Thankfully for the tourists, though, India were not faced with too high a target to scale; a similar collapse by England earlier in the day, against Australia's 271, saw them lose the match by an agonisingly close margin, and compared to that, India really had no excuses to mess up their chase at Auckland.

In the end, it was Sehwag's knock that made the difference; he may have gotten a few reprieves, but he refused to be cowed down, taking the attack right into the Kiwi camp and playing some outrageously good shots along the way. His flat sixes over extra cover stand out, simply for the sheer power behind the stroke. Once Sehwag departed, however, India's middle-order caved to a series of injudicious strokes against bowling that was, at best, tight.
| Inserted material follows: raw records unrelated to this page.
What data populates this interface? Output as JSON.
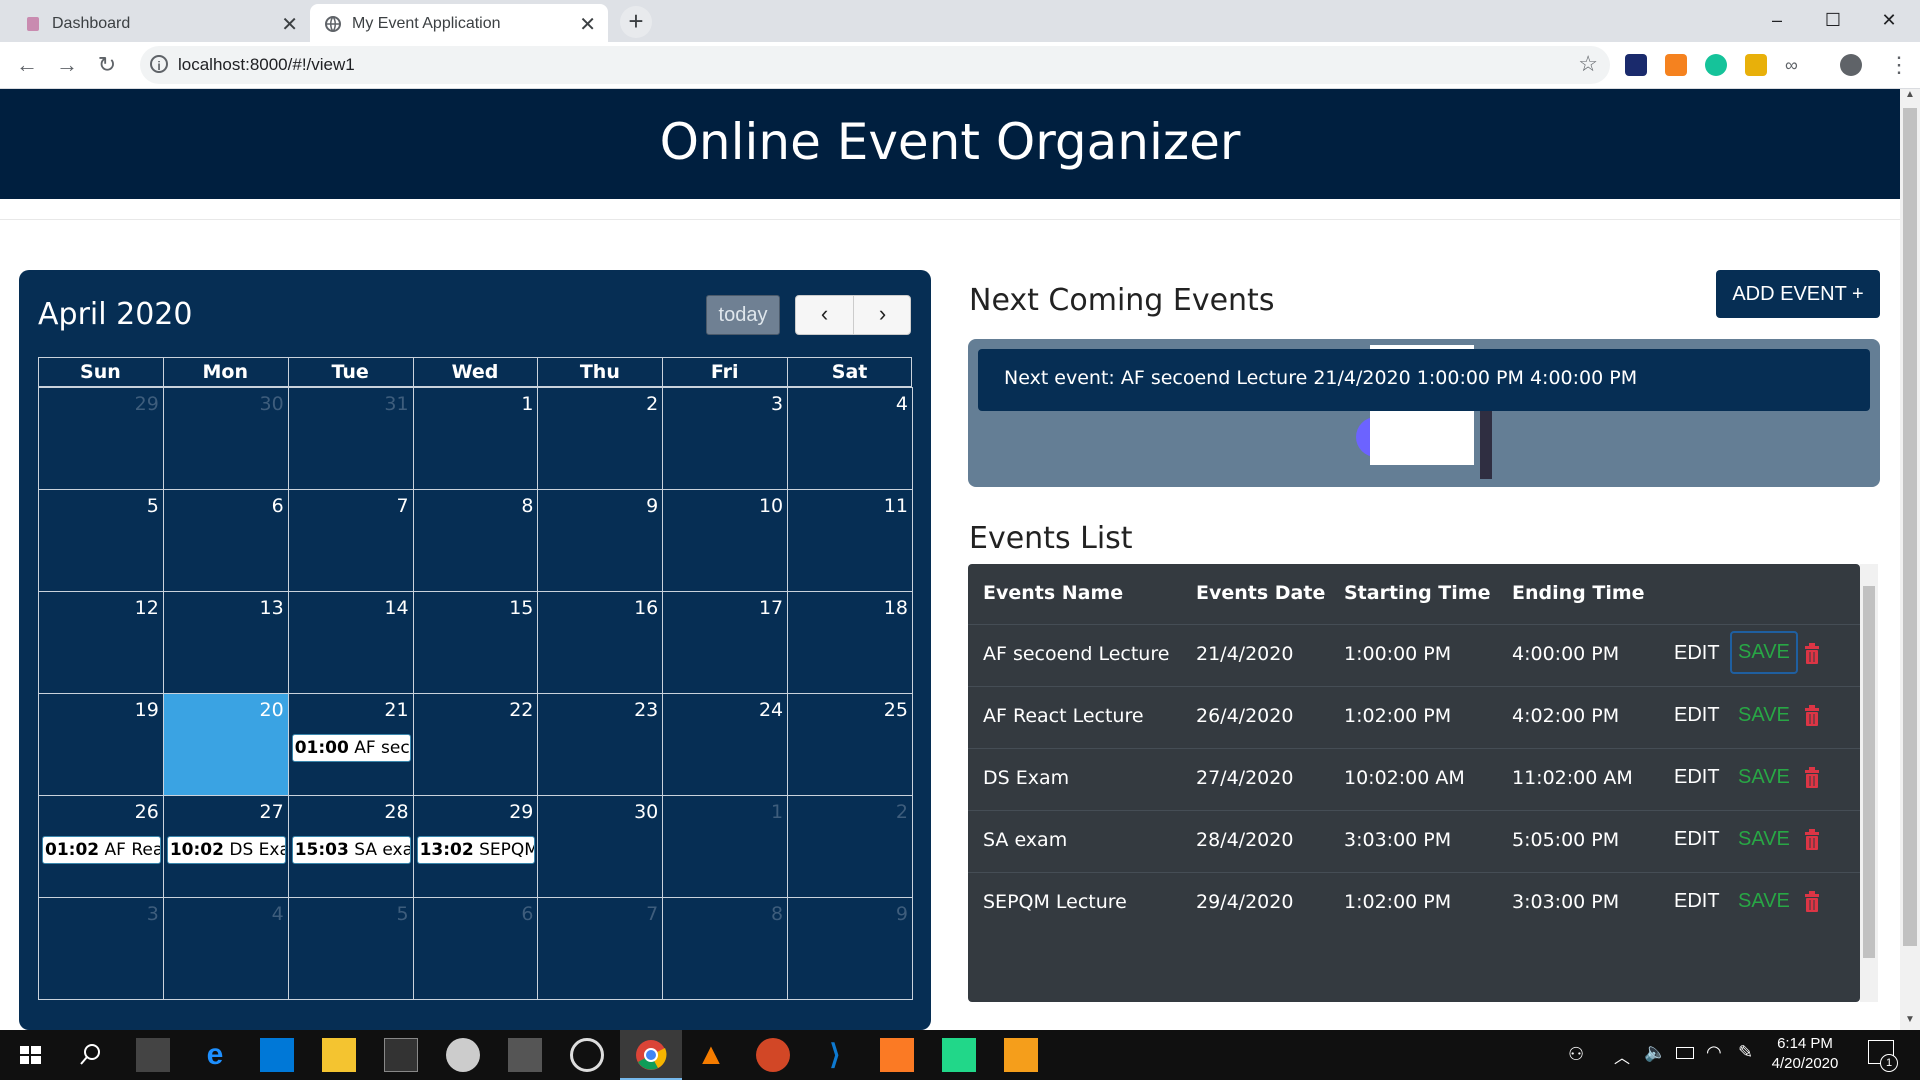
{
  "browser": {
    "tabs": [
      {
        "label": "Dashboard",
        "active": false
      },
      {
        "label": "My Event Application",
        "active": true
      }
    ],
    "new_tab": "+",
    "url": "localhost:8000/#!/view1",
    "window_controls": {
      "minimize": "–",
      "maximize": "☐",
      "close": "✕"
    },
    "nav": {
      "back": "←",
      "forward": "→",
      "reload": "↻",
      "star": "☆"
    }
  },
  "header": {
    "title": "Online Event Organizer"
  },
  "calendar": {
    "month_title": "April 2020",
    "today_label": "today",
    "prev": "‹",
    "next": "›",
    "day_headers": [
      "Sun",
      "Mon",
      "Tue",
      "Wed",
      "Thu",
      "Fri",
      "Sat"
    ],
    "weeks": [
      [
        {
          "d": "29",
          "o": true
        },
        {
          "d": "30",
          "o": true
        },
        {
          "d": "31",
          "o": true
        },
        {
          "d": "1"
        },
        {
          "d": "2"
        },
        {
          "d": "3"
        },
        {
          "d": "4"
        }
      ],
      [
        {
          "d": "5"
        },
        {
          "d": "6"
        },
        {
          "d": "7"
        },
        {
          "d": "8"
        },
        {
          "d": "9"
        },
        {
          "d": "10"
        },
        {
          "d": "11"
        }
      ],
      [
        {
          "d": "12"
        },
        {
          "d": "13"
        },
        {
          "d": "14"
        },
        {
          "d": "15"
        },
        {
          "d": "16"
        },
        {
          "d": "17"
        },
        {
          "d": "18"
        }
      ],
      [
        {
          "d": "19"
        },
        {
          "d": "20",
          "today": true
        },
        {
          "d": "21",
          "time": "01:00",
          "title": "AF secoe"
        },
        {
          "d": "22"
        },
        {
          "d": "23"
        },
        {
          "d": "24"
        },
        {
          "d": "25"
        }
      ],
      [
        {
          "d": "26",
          "time": "01:02",
          "title": "AF React"
        },
        {
          "d": "27",
          "time": "10:02",
          "title": "DS Exam"
        },
        {
          "d": "28",
          "time": "15:03",
          "title": "SA exam"
        },
        {
          "d": "29",
          "time": "13:02",
          "title": "SEPQM L"
        },
        {
          "d": "30"
        },
        {
          "d": "1",
          "o": true
        },
        {
          "d": "2",
          "o": true
        }
      ],
      [
        {
          "d": "3",
          "o": true
        },
        {
          "d": "4",
          "o": true
        },
        {
          "d": "5",
          "o": true
        },
        {
          "d": "6",
          "o": true
        },
        {
          "d": "7",
          "o": true
        },
        {
          "d": "8",
          "o": true
        },
        {
          "d": "9",
          "o": true
        }
      ]
    ]
  },
  "next_events": {
    "title": "Next Coming Events",
    "add_button": "ADD EVENT +",
    "next_text": "Next event: AF secoend Lecture 21/4/2020 1:00:00 PM 4:00:00 PM"
  },
  "events_list": {
    "title": "Events List",
    "columns": [
      "Events Name",
      "Events Date",
      "Starting Time",
      "Ending Time"
    ],
    "edit_label": "EDIT",
    "save_label": "SAVE",
    "rows": [
      {
        "name": "AF secoend Lecture",
        "date": "21/4/2020",
        "start": "1:00:00 PM",
        "end": "4:00:00 PM"
      },
      {
        "name": "AF React Lecture",
        "date": "26/4/2020",
        "start": "1:02:00 PM",
        "end": "4:02:00 PM"
      },
      {
        "name": "DS Exam",
        "date": "27/4/2020",
        "start": "10:02:00 AM",
        "end": "11:02:00 AM"
      },
      {
        "name": "SA exam",
        "date": "28/4/2020",
        "start": "3:03:00 PM",
        "end": "5:05:00 PM"
      },
      {
        "name": "SEPQM Lecture",
        "date": "29/4/2020",
        "start": "1:02:00 PM",
        "end": "3:03:00 PM"
      }
    ]
  },
  "taskbar": {
    "time": "6:14 PM",
    "date": "4/20/2020",
    "notification_count": "1"
  },
  "colors": {
    "header": "#001f3f",
    "panel": "#062e54",
    "today": "#3aa3e3",
    "save": "#28a745",
    "delete": "#dc3545"
  }
}
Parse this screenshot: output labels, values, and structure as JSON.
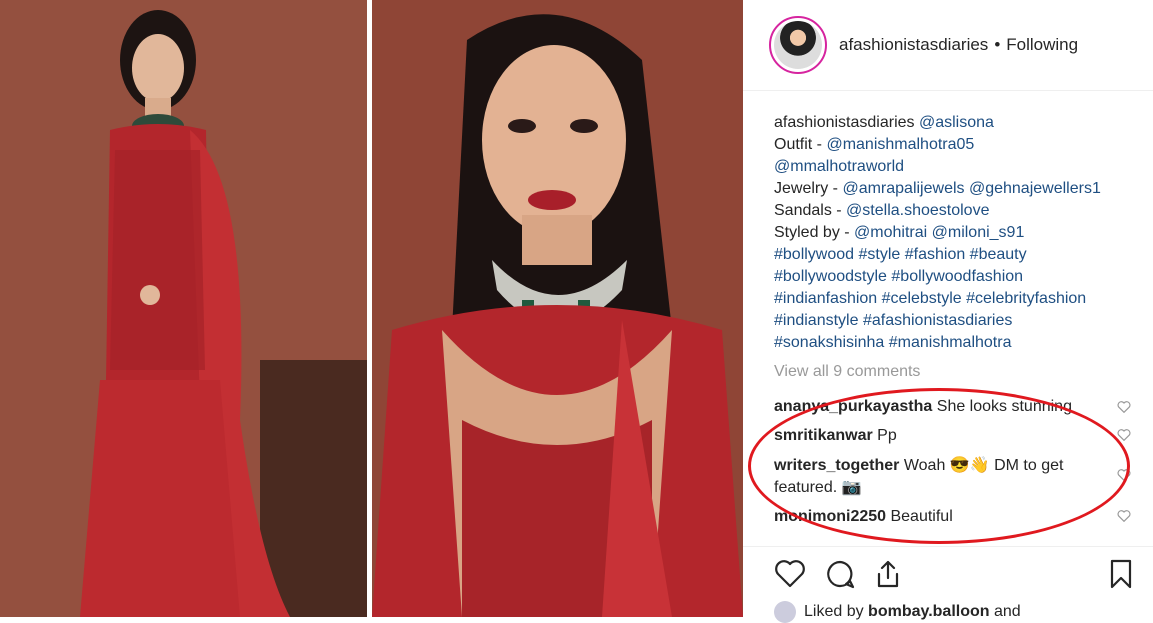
{
  "post": {
    "username": "afashionistasdiaries",
    "separator": "•",
    "follow_status": "Following"
  },
  "caption": {
    "user": "afashionistasdiaries",
    "lines": [
      {
        "prefix": "",
        "links": "@aslisona"
      },
      {
        "prefix": "Outfit - ",
        "links": "@manishmalhotra05"
      },
      {
        "prefix": "",
        "links": "@mmalhotraworld"
      },
      {
        "prefix": "Jewelry - ",
        "links": "@amrapalijewels @gehnajewellers1"
      },
      {
        "prefix": "Sandals - ",
        "links": "@stella.shoestolove"
      },
      {
        "prefix": "Styled by - ",
        "links": "@mohitrai @miloni_s91"
      },
      {
        "prefix": "",
        "links": "#bollywood #style #fashion #beauty"
      },
      {
        "prefix": "",
        "links": "#bollywoodstyle #bollywoodfashion"
      },
      {
        "prefix": "",
        "links": "#indianfashion #celebstyle #celebrityfashion"
      },
      {
        "prefix": "",
        "links": "#indianstyle #afashionistasdiaries"
      },
      {
        "prefix": "",
        "links": "#sonakshisinha #manishmalhotra"
      }
    ]
  },
  "comments_link": "View all 9 comments",
  "comments": [
    {
      "user": "ananya_purkayastha",
      "text": "She looks stunning"
    },
    {
      "user": "smritikanwar",
      "text": "Pp"
    },
    {
      "user": "writers_together",
      "text": "Woah 😎👋 DM to get featured. 📷"
    },
    {
      "user": "monimoni2250",
      "text": "Beautiful"
    }
  ],
  "likes": {
    "prefix": "Liked by",
    "user": "bombay.balloon",
    "suffix": "and"
  },
  "icons": {
    "like": "heart-icon",
    "comment": "comment-icon",
    "share": "share-icon",
    "save": "bookmark-icon"
  },
  "colors": {
    "link": "#1f4f82",
    "annotation": "#e0191f",
    "dress": "#b3262c"
  }
}
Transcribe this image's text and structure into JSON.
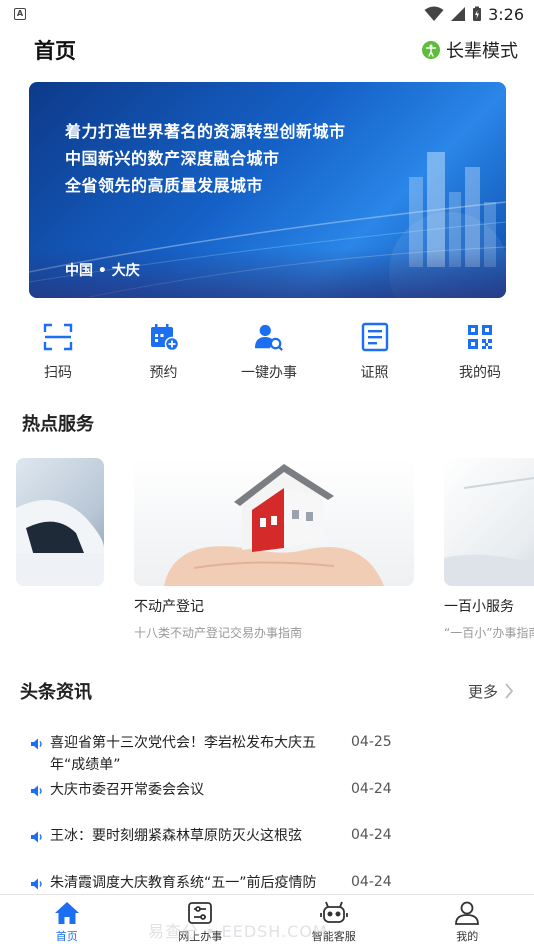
{
  "status_bar": {
    "time": "3:26",
    "notification_glyph": "A"
  },
  "header": {
    "title": "首页",
    "elder_mode_label": "长辈模式"
  },
  "banner": {
    "lines": [
      "着力打造世界著名的资源转型创新城市",
      "中国新兴的数产深度融合城市",
      "全省领先的高质量发展城市"
    ],
    "city": "中国 • 大庆"
  },
  "quick_actions": [
    {
      "label": "扫码",
      "icon": "scan-icon"
    },
    {
      "label": "预约",
      "icon": "calendar-add-icon"
    },
    {
      "label": "一键办事",
      "icon": "user-search-icon"
    },
    {
      "label": "证照",
      "icon": "certificate-icon"
    },
    {
      "label": "我的码",
      "icon": "qr-code-icon"
    }
  ],
  "hot_services": {
    "title": "热点服务",
    "items": [
      {
        "name": "",
        "desc": ""
      },
      {
        "name": "不动产登记",
        "desc": "十八类不动产登记交易办事指南"
      },
      {
        "name": "一百小服务",
        "desc": "“一百小”办事指南"
      }
    ]
  },
  "news": {
    "title": "头条资讯",
    "more_label": "更多",
    "items": [
      {
        "title": "喜迎省第十三次党代会！李岩松发布大庆五年“成绩单”",
        "date": "04-25"
      },
      {
        "title": "大庆市委召开常委会会议",
        "date": "04-24"
      },
      {
        "title": "王冰：要时刻绷紧森林草原防灭火这根弦",
        "date": "04-24"
      },
      {
        "title": "朱清霞调度大庆教育系统“五一”前后疫情防",
        "date": "04-24"
      }
    ]
  },
  "tabbar": [
    {
      "label": "首页",
      "icon": "home-icon",
      "active": true
    },
    {
      "label": "网上办事",
      "icon": "online-service-icon",
      "active": false
    },
    {
      "label": "智能客服",
      "icon": "robot-icon",
      "active": false
    },
    {
      "label": "我的",
      "icon": "person-icon",
      "active": false
    }
  ],
  "watermark": "易查分 • EEDSH.COM",
  "colors": {
    "primary": "#1c6ff0",
    "elder_green": "#5bbd3a",
    "banner_blue": "#1561c7"
  }
}
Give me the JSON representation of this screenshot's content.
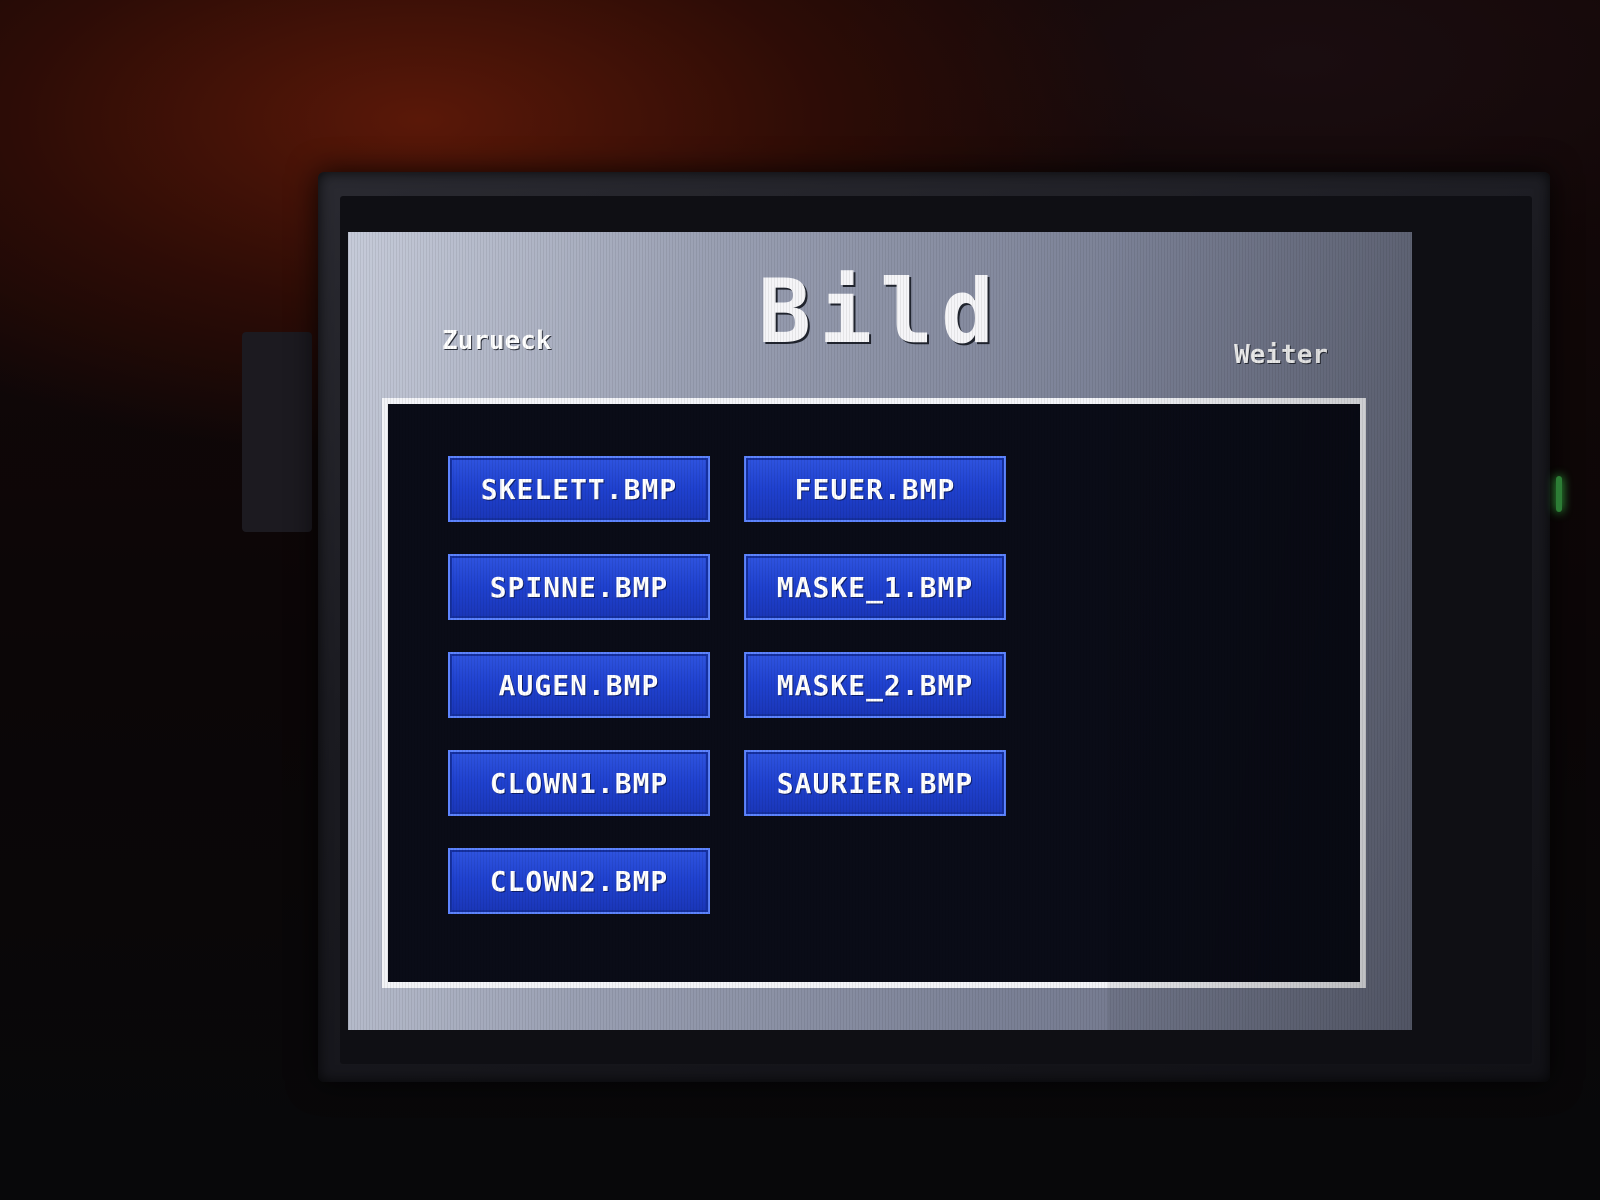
{
  "screen": {
    "title": "Bild",
    "back_label": "Zurueck",
    "next_label": "Weiter"
  },
  "files": [
    "SKELETT.BMP",
    "FEUER.BMP",
    "SPINNE.BMP",
    "MASKE_1.BMP",
    "AUGEN.BMP",
    "MASKE_2.BMP",
    "CLOWN1.BMP",
    "SAURIER.BMP",
    "CLOWN2.BMP"
  ],
  "colors": {
    "screen_background": "#9aa0b3",
    "panel_background": "#0a0c17",
    "panel_border": "#f3f4f8",
    "file_button": "#1f41cf",
    "file_button_border": "#5d84ff",
    "text": "#ffffff"
  }
}
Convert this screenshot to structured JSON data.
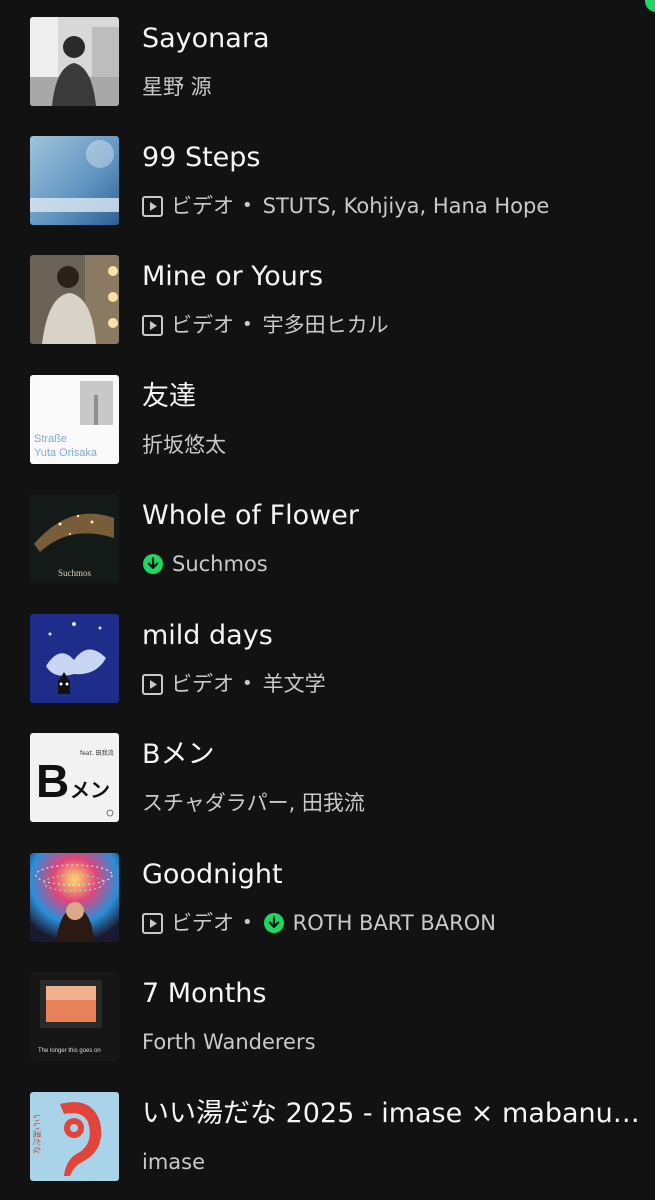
{
  "colors": {
    "background": "#121212",
    "title": "#f5f5f5",
    "subtitle": "#c9c9c9",
    "accent_green": "#1ed760"
  },
  "tracks": [
    {
      "title": "Sayonara",
      "artist": "星野 源"
    },
    {
      "title": "99 Steps",
      "type_label": "ビデオ",
      "separator": "•",
      "artist": "STUTS, Kohjiya, Hana Hope",
      "icons": [
        "video-icon"
      ]
    },
    {
      "title": "Mine or Yours",
      "type_label": "ビデオ",
      "separator": "•",
      "artist": "宇多田ヒカル",
      "icons": [
        "video-icon"
      ]
    },
    {
      "title": "友達",
      "artist": "折坂悠太",
      "art_text": [
        "Straße",
        "Yuta Orisaka"
      ]
    },
    {
      "title": "Whole of Flower",
      "artist": "Suchmos",
      "icons": [
        "download-icon"
      ],
      "art_text": [
        "Suchmos"
      ]
    },
    {
      "title": "mild days",
      "type_label": "ビデオ",
      "separator": "•",
      "artist": "羊文学",
      "icons": [
        "video-icon"
      ]
    },
    {
      "title": "Bメン",
      "artist": "スチャダラパー, 田我流",
      "art_text": [
        "B",
        "メン",
        "feat. 田我流"
      ]
    },
    {
      "title": "Goodnight",
      "type_label": "ビデオ",
      "separator": "•",
      "artist": "ROTH BART BARON",
      "icons": [
        "video-icon",
        "download-icon"
      ]
    },
    {
      "title": "7 Months",
      "artist": "Forth Wanderers",
      "art_text": [
        "The longer this goes on"
      ]
    },
    {
      "title": "いい湯だな 2025 - imase × mabanua...",
      "artist": "imase",
      "art_text": [
        "いい湯だな"
      ]
    }
  ]
}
The lower middle-order was, to say the least, suicidal. When the situation called for just singles and calm minds, run-outs and poor shots proliferated, and combined with New Zealand's sharp fielding, the pressure built rapidly. Had the hosts, in fact, had just 10 runs more in the bank, India may well have lost the match.

Javagal Srinath
© Reuters
In the last two matches, India's bowlers have had more batting to do than they would have bargained for. That is a pity, for they have been putting in some good performances with the ball. Javagal Srinath today bowled outstandingly, picking up three wickets and conceding only 13 runs in his 10 overs. Admittedly the bowlers let the game slip after having New Zealand very much by the throat, and the last wicket should not have added nearly as many runs as they did, but compared to the later batting display, one can hardly fault the bowlers too much.

One area of worry is that the bowlers seem to be consistently taking more time to send down their quota, and in close games like this one, an over lost may make a big difference. That is an example of the way India give their opponents opportunities to get back into the game.

But the game is now over and done with. We may have scraped through to a win where we should have cantered in with five overs and five wickets to spare, but the bottom-line still records a win, and India must buck up, derive as much confidence as possible from the game, and move on to the final one-dayer.

© CricInfo

Other Articles by Krish Srikkanth